Community members gathered at Lake LaBelle to watch and try out log rolling during Pickwick Mill Days in 2015.

The effort to preserve Pickwick Mill




At the historic Pickwick Mill, repairs to the dam connected with the mill are in the works, and community members may support the preservation of the mill and its history by making a donation to go toward dam repairs.

When it comes to commercial flour mills west of the Mississippi, the Pickwick Mill is the first, having been built between 1856 and 1858. In the Civil War era, 100 barrels of flour were made for the Union Army each day at the mill, which operated 24 hours a day.

The mill, a building with six stories, antique and restored milling equipment and a 20-foot water wheel, is now a historic site and museum in the care of the nonprofit organization Pickwick Mill, Inc.

“It’s a window into the past … We try to show people what things used to be like,” Pickwick Mill, Inc., Vice President Tony Blumentritt said. “I think it’s important for people to know what we’ve come from. And I’m not alone. The Board of Directors [of Pickwick Mills, Inc.] feels the same way.
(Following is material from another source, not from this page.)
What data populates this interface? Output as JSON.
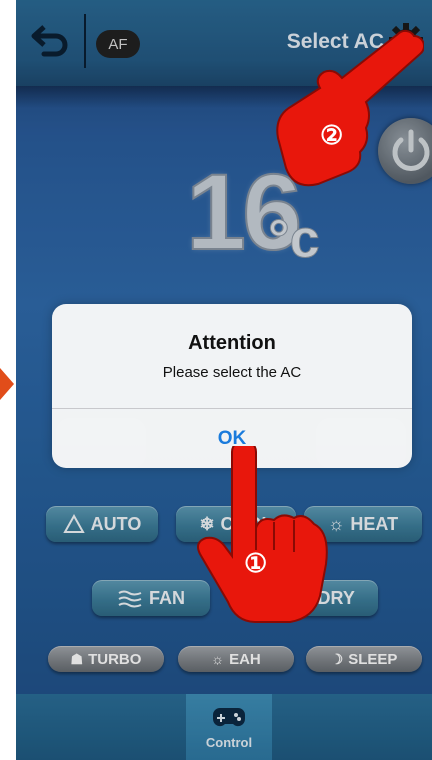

It’s just a magnificent structure that deserves to be kept up and maintained.”

The mill lake’s dam is in need of repairs. “The water wheel machinery of the mill is functional, but the water wheel is powered by water from the lake, which is held up by the dam, so without the dam, we wouldn’t have the water to power the water wheel,” Blumentritt shared.

Repairs may include fixing a suspected leak through the dam and a concrete wall that holds a gate of the dam.

“The dam, as you can imagine, it’s got water running through it all the time, so there’s constant pressure and usage of the dam,” Blumentritt stated.

Lake LaBelle, the lake which is held up by the dam, is used for recreation such as swimming by Pickwick residents. A beach was recently made by the body of water, and a butterfly garden is also near the lake. Additionally, Pickwick Fire and Rescue may access the lake when an emergency source of water is needed, and the lake is used to help control flooding.

“The goals in this really are to keep the dam functional and safe, and to meet DNR [Minnesota Department of Natural Resources] guidelines for dam safety … the whole end goal is to keep the lake as a lake so the water wheel will run, so the lake stays in place, so the community has a lake, so Pickwick Fire and Rescue has an emergency reservoir and to keep the lake functional as a flood control structure,” Blumentritt noted. “And none of that would be possible without the mill being there. The dam was built strictly for the mill originally.”

The estimated cost of making plans for the repairs and completing the repairs is approximately $140,000 at the moment; however, the actual expense will not be known until bids from contractors are sought and returned, Blumentritt explained.

Those interested in making a donation to go toward repairs may send checks to Pickwick Mill at 39238 Mill Street, Winona, Minn., 55987. A PayPal donation option is being developed as well, and further information about that option will be available on the Pickwick Mill website at and the mill’s Facebook page.

The Pickwick Mill is located at 24813 County Road 7 in Winona. It is open for visitors on Tuesday through Sunday from noon until 5 p.m. from May through October. Admission is $5 for adults and $3 for children, and it may be paid with cash or check. If changes are made to the hours of operation amid the pandemic, they will be noted on the mill’s website and Facebook page.


Search Archives

Our online forms will help you through the process. Just fill in the fields with your information.

Any troubles, give us a call.